REQUIRED ACTION
Report each line of the entries below that has the word "JSON" in it.

EXTRACTED MATERIAL
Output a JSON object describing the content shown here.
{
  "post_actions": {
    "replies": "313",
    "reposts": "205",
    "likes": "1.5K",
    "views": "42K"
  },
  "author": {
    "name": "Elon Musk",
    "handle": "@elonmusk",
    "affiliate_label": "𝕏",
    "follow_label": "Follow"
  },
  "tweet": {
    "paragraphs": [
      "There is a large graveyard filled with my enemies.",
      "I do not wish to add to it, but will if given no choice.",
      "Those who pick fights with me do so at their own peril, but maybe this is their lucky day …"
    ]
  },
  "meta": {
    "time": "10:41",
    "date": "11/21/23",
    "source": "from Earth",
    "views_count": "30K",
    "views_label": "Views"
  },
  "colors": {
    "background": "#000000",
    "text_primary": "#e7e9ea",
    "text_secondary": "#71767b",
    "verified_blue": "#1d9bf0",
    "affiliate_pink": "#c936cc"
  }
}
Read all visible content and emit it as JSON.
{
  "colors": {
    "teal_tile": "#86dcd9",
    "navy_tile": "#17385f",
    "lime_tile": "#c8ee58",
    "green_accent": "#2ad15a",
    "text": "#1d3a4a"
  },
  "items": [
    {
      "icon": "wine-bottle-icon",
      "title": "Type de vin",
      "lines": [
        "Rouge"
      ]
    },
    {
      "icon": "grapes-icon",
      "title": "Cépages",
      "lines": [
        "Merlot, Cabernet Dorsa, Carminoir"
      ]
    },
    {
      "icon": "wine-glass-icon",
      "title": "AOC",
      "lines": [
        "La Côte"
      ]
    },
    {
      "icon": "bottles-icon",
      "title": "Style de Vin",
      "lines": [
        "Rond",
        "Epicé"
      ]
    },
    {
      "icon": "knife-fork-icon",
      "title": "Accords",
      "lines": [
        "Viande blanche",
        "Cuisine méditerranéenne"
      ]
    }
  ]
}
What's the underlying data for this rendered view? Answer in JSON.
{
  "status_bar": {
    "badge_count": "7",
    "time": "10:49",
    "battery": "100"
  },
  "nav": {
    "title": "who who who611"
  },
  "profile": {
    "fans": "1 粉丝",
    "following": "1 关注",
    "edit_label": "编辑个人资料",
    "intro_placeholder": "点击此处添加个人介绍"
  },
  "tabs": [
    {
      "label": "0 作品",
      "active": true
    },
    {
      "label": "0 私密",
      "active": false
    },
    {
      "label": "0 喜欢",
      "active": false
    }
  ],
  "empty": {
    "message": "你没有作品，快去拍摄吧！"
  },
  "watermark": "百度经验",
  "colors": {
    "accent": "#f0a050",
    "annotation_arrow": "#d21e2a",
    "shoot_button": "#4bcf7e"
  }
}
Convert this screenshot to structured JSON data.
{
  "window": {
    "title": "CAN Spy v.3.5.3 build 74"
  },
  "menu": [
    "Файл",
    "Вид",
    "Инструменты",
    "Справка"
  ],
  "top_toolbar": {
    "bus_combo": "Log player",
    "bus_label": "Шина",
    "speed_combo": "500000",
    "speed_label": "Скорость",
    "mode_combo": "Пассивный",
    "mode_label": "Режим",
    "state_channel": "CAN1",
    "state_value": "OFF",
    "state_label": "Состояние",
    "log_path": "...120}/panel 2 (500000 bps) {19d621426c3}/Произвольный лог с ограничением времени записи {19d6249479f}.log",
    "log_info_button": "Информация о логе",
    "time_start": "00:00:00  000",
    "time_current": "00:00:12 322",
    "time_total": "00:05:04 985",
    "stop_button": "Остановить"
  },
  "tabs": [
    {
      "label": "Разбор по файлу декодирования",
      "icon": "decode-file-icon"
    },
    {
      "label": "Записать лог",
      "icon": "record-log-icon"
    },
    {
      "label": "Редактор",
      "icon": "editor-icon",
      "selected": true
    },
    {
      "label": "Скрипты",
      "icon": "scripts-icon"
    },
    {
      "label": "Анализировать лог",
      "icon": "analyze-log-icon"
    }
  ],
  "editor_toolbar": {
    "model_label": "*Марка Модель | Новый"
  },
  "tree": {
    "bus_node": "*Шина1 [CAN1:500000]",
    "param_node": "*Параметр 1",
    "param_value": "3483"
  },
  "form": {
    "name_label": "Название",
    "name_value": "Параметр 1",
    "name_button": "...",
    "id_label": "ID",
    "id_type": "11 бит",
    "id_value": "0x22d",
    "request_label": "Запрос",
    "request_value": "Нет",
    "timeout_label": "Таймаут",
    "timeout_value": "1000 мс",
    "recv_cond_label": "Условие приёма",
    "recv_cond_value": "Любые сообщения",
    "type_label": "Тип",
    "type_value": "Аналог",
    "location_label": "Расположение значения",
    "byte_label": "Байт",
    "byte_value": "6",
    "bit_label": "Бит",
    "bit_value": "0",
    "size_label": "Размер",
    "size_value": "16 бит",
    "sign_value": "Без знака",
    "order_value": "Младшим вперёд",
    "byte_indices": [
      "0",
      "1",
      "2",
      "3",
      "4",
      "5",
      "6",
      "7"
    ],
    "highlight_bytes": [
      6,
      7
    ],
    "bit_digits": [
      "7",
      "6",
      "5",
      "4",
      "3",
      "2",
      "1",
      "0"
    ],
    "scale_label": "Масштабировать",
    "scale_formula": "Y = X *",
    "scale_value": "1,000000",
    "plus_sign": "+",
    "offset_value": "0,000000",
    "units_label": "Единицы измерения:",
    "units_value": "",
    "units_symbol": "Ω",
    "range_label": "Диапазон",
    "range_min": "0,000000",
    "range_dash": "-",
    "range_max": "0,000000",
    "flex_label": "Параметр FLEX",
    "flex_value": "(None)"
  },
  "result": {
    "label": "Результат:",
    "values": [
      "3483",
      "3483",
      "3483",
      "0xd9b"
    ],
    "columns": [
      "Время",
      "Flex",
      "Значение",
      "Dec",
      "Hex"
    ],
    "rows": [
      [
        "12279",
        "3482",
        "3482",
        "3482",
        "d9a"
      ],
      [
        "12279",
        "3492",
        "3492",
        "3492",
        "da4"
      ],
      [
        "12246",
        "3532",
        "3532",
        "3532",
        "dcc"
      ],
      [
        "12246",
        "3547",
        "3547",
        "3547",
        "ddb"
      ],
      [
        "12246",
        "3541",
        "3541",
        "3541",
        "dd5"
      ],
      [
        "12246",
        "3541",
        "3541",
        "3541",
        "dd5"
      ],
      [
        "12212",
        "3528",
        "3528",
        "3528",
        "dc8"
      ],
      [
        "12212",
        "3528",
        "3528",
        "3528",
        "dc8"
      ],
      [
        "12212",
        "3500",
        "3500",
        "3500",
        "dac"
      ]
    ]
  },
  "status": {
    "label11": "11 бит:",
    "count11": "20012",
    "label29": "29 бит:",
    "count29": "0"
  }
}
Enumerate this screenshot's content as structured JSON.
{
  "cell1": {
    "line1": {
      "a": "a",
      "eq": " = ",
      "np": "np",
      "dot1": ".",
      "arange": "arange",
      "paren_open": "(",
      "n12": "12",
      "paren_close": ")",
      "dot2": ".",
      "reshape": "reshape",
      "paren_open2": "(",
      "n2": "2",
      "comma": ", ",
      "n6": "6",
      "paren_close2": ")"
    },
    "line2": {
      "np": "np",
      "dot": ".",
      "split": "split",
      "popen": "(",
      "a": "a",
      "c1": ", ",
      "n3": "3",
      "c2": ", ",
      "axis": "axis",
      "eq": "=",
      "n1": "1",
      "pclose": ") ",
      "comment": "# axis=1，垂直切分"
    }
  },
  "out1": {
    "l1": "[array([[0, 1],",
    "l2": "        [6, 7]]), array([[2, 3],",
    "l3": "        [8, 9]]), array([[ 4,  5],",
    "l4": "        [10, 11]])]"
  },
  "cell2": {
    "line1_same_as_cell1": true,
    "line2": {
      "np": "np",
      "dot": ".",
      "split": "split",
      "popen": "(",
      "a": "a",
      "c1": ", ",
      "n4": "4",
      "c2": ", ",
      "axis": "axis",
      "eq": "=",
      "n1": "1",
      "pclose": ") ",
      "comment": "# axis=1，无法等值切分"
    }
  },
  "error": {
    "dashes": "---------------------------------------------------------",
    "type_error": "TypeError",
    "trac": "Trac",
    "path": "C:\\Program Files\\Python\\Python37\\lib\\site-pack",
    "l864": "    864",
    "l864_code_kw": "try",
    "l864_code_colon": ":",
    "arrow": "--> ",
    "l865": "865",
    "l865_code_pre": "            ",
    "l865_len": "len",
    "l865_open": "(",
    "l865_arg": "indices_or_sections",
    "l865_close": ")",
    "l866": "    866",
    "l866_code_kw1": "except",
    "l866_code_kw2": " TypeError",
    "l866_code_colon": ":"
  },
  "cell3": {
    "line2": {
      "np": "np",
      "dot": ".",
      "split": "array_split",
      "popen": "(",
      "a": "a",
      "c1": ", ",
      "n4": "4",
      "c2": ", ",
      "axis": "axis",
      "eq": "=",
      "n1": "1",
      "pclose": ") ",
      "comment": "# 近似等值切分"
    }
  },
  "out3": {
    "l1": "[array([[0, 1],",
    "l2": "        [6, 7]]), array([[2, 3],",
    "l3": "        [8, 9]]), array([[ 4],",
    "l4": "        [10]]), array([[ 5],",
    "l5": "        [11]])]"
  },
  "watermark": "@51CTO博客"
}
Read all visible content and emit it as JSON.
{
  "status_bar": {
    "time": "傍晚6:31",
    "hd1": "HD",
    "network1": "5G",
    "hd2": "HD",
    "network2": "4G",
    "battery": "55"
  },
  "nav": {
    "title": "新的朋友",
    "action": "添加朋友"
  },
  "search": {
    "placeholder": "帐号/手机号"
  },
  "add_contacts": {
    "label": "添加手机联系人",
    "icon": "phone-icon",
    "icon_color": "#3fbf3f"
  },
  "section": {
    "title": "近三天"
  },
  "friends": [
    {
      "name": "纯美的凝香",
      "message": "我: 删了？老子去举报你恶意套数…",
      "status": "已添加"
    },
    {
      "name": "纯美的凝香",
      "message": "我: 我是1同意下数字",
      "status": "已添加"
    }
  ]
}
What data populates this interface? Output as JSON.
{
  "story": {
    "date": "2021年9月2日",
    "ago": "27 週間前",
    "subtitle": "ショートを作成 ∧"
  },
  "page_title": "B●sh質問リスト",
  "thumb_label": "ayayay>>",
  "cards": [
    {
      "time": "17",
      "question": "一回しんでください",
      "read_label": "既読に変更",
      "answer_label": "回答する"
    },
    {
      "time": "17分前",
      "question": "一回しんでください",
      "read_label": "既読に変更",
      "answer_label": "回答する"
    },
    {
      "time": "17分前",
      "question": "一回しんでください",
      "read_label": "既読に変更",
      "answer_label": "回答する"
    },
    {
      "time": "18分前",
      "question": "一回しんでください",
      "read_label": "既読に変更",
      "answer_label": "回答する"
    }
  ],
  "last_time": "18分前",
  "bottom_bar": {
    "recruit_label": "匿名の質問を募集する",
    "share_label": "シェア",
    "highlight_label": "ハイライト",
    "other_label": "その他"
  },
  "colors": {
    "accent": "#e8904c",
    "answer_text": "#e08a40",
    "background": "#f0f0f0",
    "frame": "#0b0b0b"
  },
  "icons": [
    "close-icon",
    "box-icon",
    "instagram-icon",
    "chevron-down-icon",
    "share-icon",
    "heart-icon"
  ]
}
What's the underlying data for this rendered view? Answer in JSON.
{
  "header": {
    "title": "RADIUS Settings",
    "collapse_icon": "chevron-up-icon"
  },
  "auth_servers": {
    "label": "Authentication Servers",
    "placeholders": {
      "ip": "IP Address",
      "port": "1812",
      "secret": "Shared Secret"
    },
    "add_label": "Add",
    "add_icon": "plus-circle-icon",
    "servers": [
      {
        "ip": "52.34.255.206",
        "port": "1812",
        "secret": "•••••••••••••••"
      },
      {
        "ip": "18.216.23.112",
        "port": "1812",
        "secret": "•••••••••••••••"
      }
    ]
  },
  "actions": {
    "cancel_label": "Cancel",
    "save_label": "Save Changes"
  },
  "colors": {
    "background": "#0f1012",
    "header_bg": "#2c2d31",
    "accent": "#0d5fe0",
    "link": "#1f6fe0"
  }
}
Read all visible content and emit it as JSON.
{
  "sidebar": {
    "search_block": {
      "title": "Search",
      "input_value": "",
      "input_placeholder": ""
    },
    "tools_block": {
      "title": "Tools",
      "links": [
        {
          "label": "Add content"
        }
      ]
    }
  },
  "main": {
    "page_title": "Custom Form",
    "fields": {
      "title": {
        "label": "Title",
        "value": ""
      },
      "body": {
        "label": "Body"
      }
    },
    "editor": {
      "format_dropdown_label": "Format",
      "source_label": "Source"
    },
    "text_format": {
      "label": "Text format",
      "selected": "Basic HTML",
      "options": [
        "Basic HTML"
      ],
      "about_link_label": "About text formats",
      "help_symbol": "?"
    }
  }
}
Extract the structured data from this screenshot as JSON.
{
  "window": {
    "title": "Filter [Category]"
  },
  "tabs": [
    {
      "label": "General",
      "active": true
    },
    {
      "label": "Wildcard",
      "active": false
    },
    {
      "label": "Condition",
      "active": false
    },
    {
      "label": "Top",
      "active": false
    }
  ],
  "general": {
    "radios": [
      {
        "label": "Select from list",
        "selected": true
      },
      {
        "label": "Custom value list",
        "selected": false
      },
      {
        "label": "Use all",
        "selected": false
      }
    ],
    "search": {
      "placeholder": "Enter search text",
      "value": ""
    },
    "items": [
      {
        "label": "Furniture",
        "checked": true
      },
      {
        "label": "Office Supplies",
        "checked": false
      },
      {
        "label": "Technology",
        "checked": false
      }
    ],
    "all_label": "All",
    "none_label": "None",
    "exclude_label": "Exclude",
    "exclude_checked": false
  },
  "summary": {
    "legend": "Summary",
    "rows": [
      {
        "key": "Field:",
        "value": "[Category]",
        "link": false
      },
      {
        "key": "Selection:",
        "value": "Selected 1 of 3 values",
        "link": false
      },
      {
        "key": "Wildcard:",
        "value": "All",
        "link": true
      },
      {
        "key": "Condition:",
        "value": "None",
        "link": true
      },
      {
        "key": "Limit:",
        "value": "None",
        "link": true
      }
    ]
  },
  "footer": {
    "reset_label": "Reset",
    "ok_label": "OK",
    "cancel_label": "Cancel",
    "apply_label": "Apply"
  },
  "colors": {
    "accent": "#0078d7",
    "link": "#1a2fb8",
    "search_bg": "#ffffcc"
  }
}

WRITTEN RESPONSE
Output a JSON object describing the content shown here.
Read all visible content and emit it as JSON.
What's the underlying data for this rendered view? Answer in JSON.
Convert this screenshot to structured JSON data.
Enumerate this screenshot's content as structured JSON.
Read all visible content and emit it as JSON.
What data populates this interface? Output as JSON.
What's the underlying data for this rendered view? Answer in JSON.
Read all visible content and emit it as JSON.
Extract the structured data from this screenshot as JSON.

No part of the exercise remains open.